I particularly enjoyed the fact that Alice Munro is directly related to James Hogg, of ‘Confessions of a Justified Sinner’ fame; this book is terrific for understanding the predestination beliefs of hard core Scottish Presbyterians in the 18th century, many of whom Alice Munro can count as her ancestors and whom she describes in a couple of early stories. I love the attitude of ‘we’re saved, so we can do what we want’. Not quite the point Jesus had in mind, I suspect.

Anyway, I digress…read these stories, they will blow you away.

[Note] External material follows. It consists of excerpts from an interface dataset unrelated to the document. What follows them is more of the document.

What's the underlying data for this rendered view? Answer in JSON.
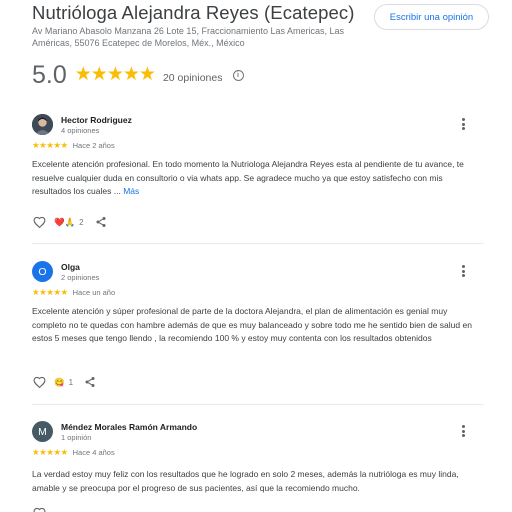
{
  "header": {
    "title": "Nutrióloga Alejandra Reyes (Ecatepec)",
    "write_review_label": "Escribir una opinión",
    "address": "Av Mariano Abasolo Manzana 26 Lote 15, Fraccionamiento Las Americas, Las Américas, 55076 Ecatepec de Morelos, Méx., México"
  },
  "rating": {
    "score": "5.0",
    "stars": 5,
    "stars_text": "★★★★★",
    "count_label": "20 opiniones",
    "info_glyph": "i"
  },
  "reviews": [
    {
      "name": "Hector Rodriguez",
      "meta": "4 opiniones",
      "stars_text": "★★★★★",
      "rating": 5,
      "date": "Hace 2 años",
      "text": "Excelente atención profesional. En todo momento la Nutriologa Alejandra Reyes esta al pendiente de tu avance, te resuelve cualquier duda en consultorio o via whats app. Se agradece mucho ya que estoy satisfecho con mis resultados los cuales ...",
      "more_label": "Más",
      "reactions": "❤️🙏",
      "reaction_count": "2"
    },
    {
      "name": "Olga",
      "meta": "2 opiniones",
      "avatar_letter": "O",
      "avatar_color": "#1a73e8",
      "stars_text": "★★★★★",
      "rating": 5,
      "date": "Hace un año",
      "text": "Excelente atención y súper profesional de parte de la doctora Alejandra, el plan de alimentación es genial muy completo no te quedas con hambre además de que es muy balanceado y sobre todo me he sentido bien de salud en estos 5 meses que tengo llendo , la recomiendo 100 % y estoy muy contenta con los resultados obtenidos",
      "reactions": "😋",
      "reaction_count": "1"
    },
    {
      "name": "Méndez Morales Ramón Armando",
      "meta": "1 opinión",
      "avatar_letter": "M",
      "avatar_color": "#455a64",
      "stars_text": "★★★★★",
      "rating": 5,
      "date": "Hace 4 años",
      "text": "La verdad estoy muy feliz con los resultados que he logrado en solo 2 meses, además la nutrióloga es muy linda, amable y se preocupa por el progreso de sus pacientes, así que la recomiendo mucho."
    }
  ],
  "colors": {
    "accent": "#1a73e8",
    "star": "#fbbc04",
    "secondary_text": "#70757a"
  },
  "icons": [
    "info-icon",
    "more-vert-icon",
    "heart-icon",
    "share-icon"
  ]
}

I’m now determined to track down all her other stories and devour them as quickly as I can!!! You can get your own copy here.

The Devastating Boys by Elizabeth Taylor

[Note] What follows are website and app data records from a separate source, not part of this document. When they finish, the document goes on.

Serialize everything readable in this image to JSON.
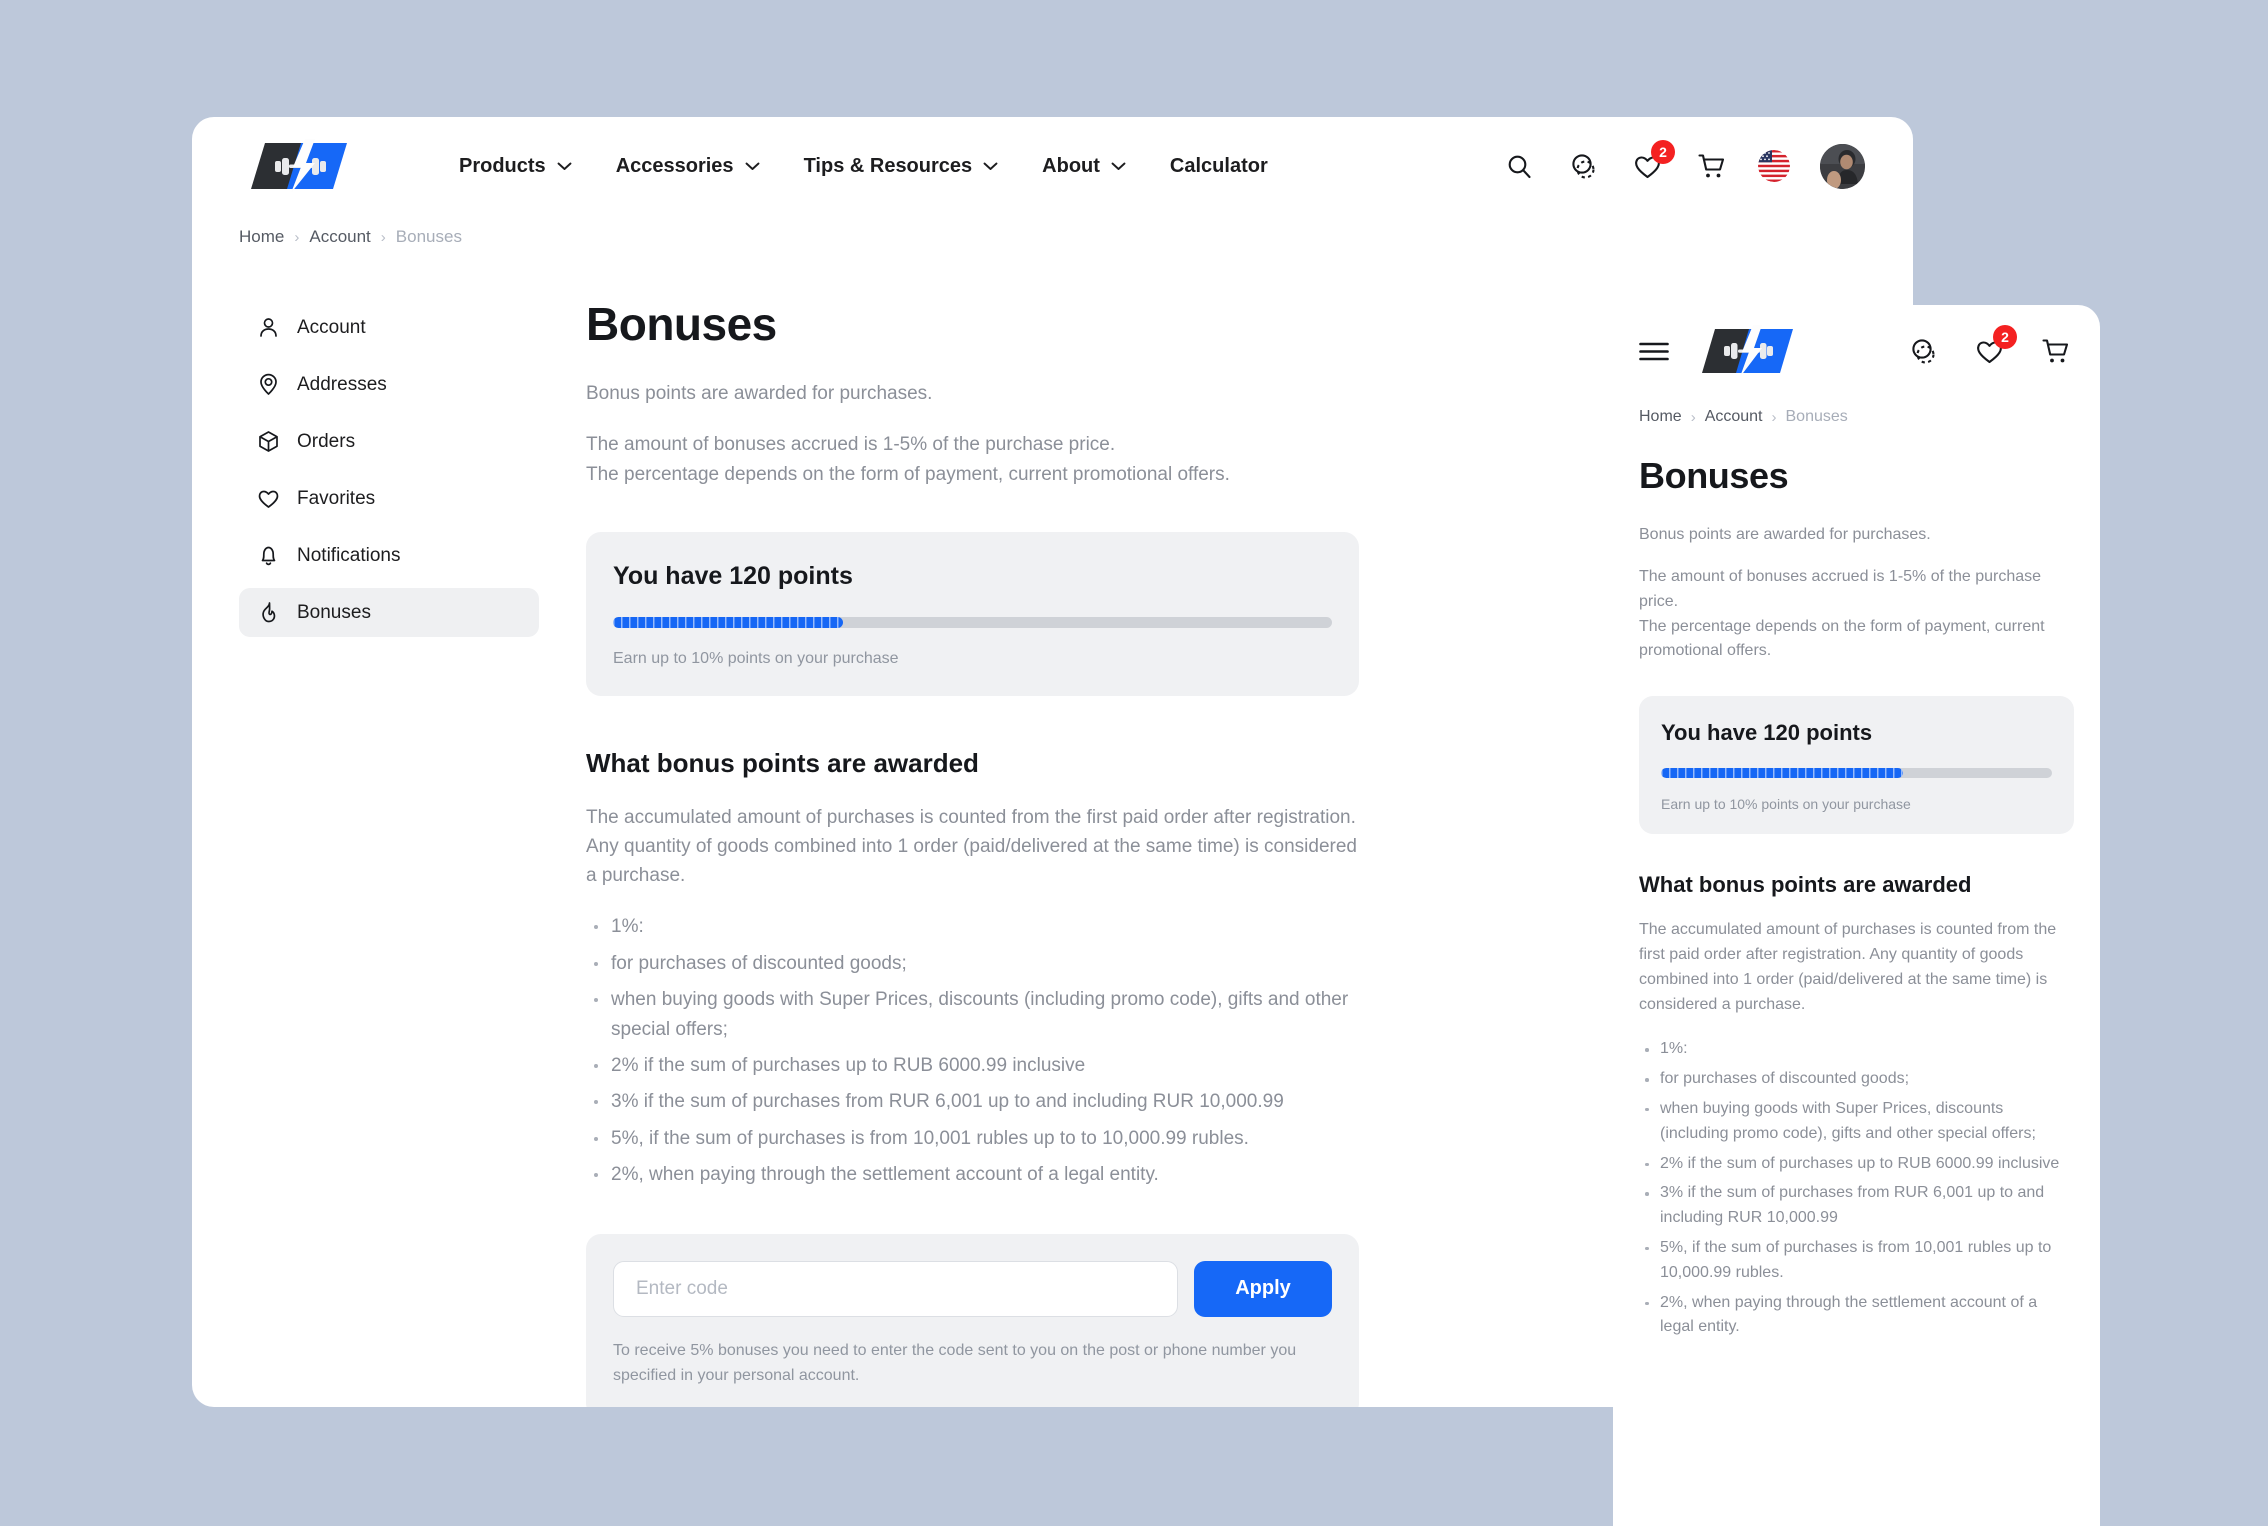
{
  "theme": {
    "page_bg": "#bdc8da",
    "accent_blue": "#1668f7",
    "badge_red": "#f42121",
    "card_gray": "#f0f1f3",
    "muted_text": "#8b8f98"
  },
  "desktop": {
    "nav": [
      {
        "label": "Products",
        "has_chevron": true
      },
      {
        "label": "Accessories",
        "has_chevron": true
      },
      {
        "label": "Tips & Resources",
        "has_chevron": true
      },
      {
        "label": "About",
        "has_chevron": true
      },
      {
        "label": "Calculator",
        "has_chevron": false
      }
    ],
    "actions": {
      "search_icon": "search-icon",
      "compare_icon": "compare-icon",
      "favorites_icon": "heart-icon",
      "favorites_badge": "2",
      "cart_icon": "cart-icon",
      "language_icon": "us-flag-icon",
      "avatar_icon": "user-avatar"
    },
    "breadcrumb": [
      {
        "label": "Home",
        "current": false
      },
      {
        "label": "Account",
        "current": false
      },
      {
        "label": "Bonuses",
        "current": true
      }
    ],
    "breadcrumb_separator": "›",
    "sidebar": [
      {
        "label": "Account",
        "icon": "person-icon",
        "active": false
      },
      {
        "label": "Addresses",
        "icon": "map-pin-icon",
        "active": false
      },
      {
        "label": "Orders",
        "icon": "box-icon",
        "active": false
      },
      {
        "label": "Favorites",
        "icon": "heart-icon",
        "active": false
      },
      {
        "label": "Notifications",
        "icon": "bell-icon",
        "active": false
      },
      {
        "label": "Bonuses",
        "icon": "flame-icon",
        "active": true
      }
    ],
    "page_title": "Bonuses",
    "intro_1": "Bonus points are awarded for purchases.",
    "intro_2a": "The amount of bonuses accrued is 1-5% of the purchase price.",
    "intro_2b": "The percentage depends on the form of payment, current promotional offers.",
    "points_card": {
      "title": "You have 120 points",
      "points": 120,
      "progress_percent": 32,
      "note": "Earn up to 10% points on your purchase"
    },
    "section_title": "What bonus points are awarded",
    "section_para": "The accumulated amount of purchases is counted from the first paid order after registration. Any quantity of goods combined into 1 order (paid/delivered at the same time) is considered a purchase.",
    "bullets": [
      "1%:",
      "for purchases of discounted goods;",
      "when buying goods with Super Prices, discounts (including promo code), gifts and other special offers;",
      "2% if the sum of purchases up to RUB 6000.99 inclusive",
      "3% if the sum of purchases from RUR 6,001 up to and including RUR 10,000.99",
      "5%, if the sum of purchases is from 10,001 rubles up to to 10,000.99 rubles.",
      "2%, when paying through the settlement account of a legal entity."
    ],
    "promo": {
      "placeholder": "Enter code",
      "value": "",
      "apply_label": "Apply",
      "note": "To receive 5% bonuses you need to enter the code sent to you on the post or phone number you specified in your personal account."
    }
  },
  "mobile": {
    "menu_icon": "hamburger-menu-icon",
    "actions": {
      "compare_icon": "compare-icon",
      "favorites_icon": "heart-icon",
      "favorites_badge": "2",
      "cart_icon": "cart-icon"
    },
    "breadcrumb": [
      {
        "label": "Home",
        "current": false
      },
      {
        "label": "Account",
        "current": false
      },
      {
        "label": "Bonuses",
        "current": true
      }
    ],
    "breadcrumb_separator": "›",
    "page_title": "Bonuses",
    "intro_1": "Bonus points are awarded for purchases.",
    "intro_2a": "The amount of bonuses accrued is 1-5% of the purchase price.",
    "intro_2b": "The percentage depends on the form of payment, current promotional offers.",
    "points_card": {
      "title": "You have 120 points",
      "points": 120,
      "progress_percent": 62,
      "note": "Earn up to 10% points on your purchase"
    },
    "section_title": "What bonus points are awarded",
    "section_para": "The accumulated amount of purchases is counted from the first paid order after registration. Any quantity of goods combined into 1 order (paid/delivered at the same time) is considered a purchase.",
    "bullets": [
      "1%:",
      "for purchases of discounted goods;",
      "when buying goods with Super Prices, discounts (including promo code), gifts and other special offers;",
      "2% if the sum of purchases up to RUB 6000.99 inclusive",
      "3% if the sum of purchases from RUR 6,001 up to and including RUR 10,000.99",
      "5%, if the sum of purchases is from 10,001 rubles up to 10,000.99 rubles.",
      "2%, when paying through the settlement account of a legal entity."
    ]
  }
}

Oh, the joys of judging books by their covers.  I bought this book for the sole reason that I really quite liked the cover, and I’d read Angel by the same author after again quite liking the cover (not the one you see if you follow the link, that one’s downright ugly), and thoroughly enjoyed it. Virago covers (the old ones, that is – the new ones tend to be horrendous and why they changed what was a perfectly lovely design to their sexy moody contemporary photography shenanigans, comme ca, is, like many things, beyond my comprehension) are wonderful things, and to be frank, even if I never read half of the Viragos I own, I wouldn’t care, because they look pretty even when they are propping things up, gathering dust and generally taking up space I don’t have. But I digress.

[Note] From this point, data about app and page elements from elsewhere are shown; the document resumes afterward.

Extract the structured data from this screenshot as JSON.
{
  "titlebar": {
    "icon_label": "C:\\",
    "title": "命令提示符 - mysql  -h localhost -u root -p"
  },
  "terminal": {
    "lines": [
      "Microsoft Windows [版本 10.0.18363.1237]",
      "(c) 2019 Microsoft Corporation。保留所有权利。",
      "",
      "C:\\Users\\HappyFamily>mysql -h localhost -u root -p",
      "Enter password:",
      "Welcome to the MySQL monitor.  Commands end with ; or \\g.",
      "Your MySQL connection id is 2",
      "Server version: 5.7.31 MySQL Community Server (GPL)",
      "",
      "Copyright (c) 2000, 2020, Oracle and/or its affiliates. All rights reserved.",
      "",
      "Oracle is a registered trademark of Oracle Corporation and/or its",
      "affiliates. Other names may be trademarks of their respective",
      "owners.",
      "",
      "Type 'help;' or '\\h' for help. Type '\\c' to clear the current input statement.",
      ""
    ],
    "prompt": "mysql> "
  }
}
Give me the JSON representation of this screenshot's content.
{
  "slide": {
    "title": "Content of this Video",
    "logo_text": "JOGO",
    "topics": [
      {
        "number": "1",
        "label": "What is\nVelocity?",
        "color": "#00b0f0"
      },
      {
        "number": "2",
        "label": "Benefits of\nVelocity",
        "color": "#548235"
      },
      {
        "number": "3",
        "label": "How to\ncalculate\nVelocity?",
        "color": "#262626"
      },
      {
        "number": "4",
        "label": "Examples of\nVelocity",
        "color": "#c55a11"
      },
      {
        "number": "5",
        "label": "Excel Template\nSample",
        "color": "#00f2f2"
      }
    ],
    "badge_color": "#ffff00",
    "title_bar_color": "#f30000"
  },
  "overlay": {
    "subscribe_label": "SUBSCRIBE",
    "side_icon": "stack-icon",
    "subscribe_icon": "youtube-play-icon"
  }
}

This blog is for reviewing books, of course, so review this book I must. The Devastating Boys is actually a collection of short stories, which I am really getting into these days, as, when one only has time to read books while on packed commuter trains/tubes, it’s very satisfying to get two whole stories read by the time you’ve made it to South Kensington via London Charing Cross. And, just to dispell any possible confusion, there are two famous Elizabeth Taylors – this one is not the same as blue eyed-National Velvet-lots of husbands and diamonds-now rather decrepit Elizabeth Taylor. Just so as you know.

Anyway, I read this while sunning myself on Lesbos, which is a ridiculously idyllic and stereotypical Greek island, and it was the perfect book to pick up and put down between the various holiday activities one does on Greek islands; namely, turning periodically while sunbathing to ensure maximum yet even tannage, eating huge amounts of icecream, and popping down to the sea for a refreshing paddle, because the stories are fairly short and you can comfortably read one in 20 minutes. The stories themselves were perfect little gems, and they traversed the whole spectrum from hilarious to charming to touching to downright shocking, which is quite a lot for one small volume to traverse by anyone’s standards. I especially enjoyed the story of ‘The Devastating Boys’, which is about an old Oxfordshire couple who have an empty nest and are in need of a little excitement in their lives. So, they decide to take two black boys from the East End in for the summer holidays, to give them an experience of country life, with hilarious and heartwarming consequences. It’s funny and touching and so well observed, and though it is only a few pages long, it was enough for the characters to really come alive off the page and leave you hungry for more. ‘The Fly Paper’ was the only story I didn’t enjoy, as, though it was equally well written as the others, it sent a nasty chill down my spine when I reached the final shocking paragraph. This is one of the best short story collections I have ever read, even better than Tea with Mr Rochester and maybe even on a par with Alice Munro and Katherine Mansfield. High praise indeed! Highly, highly, recommended. Read it now! You can buy it here.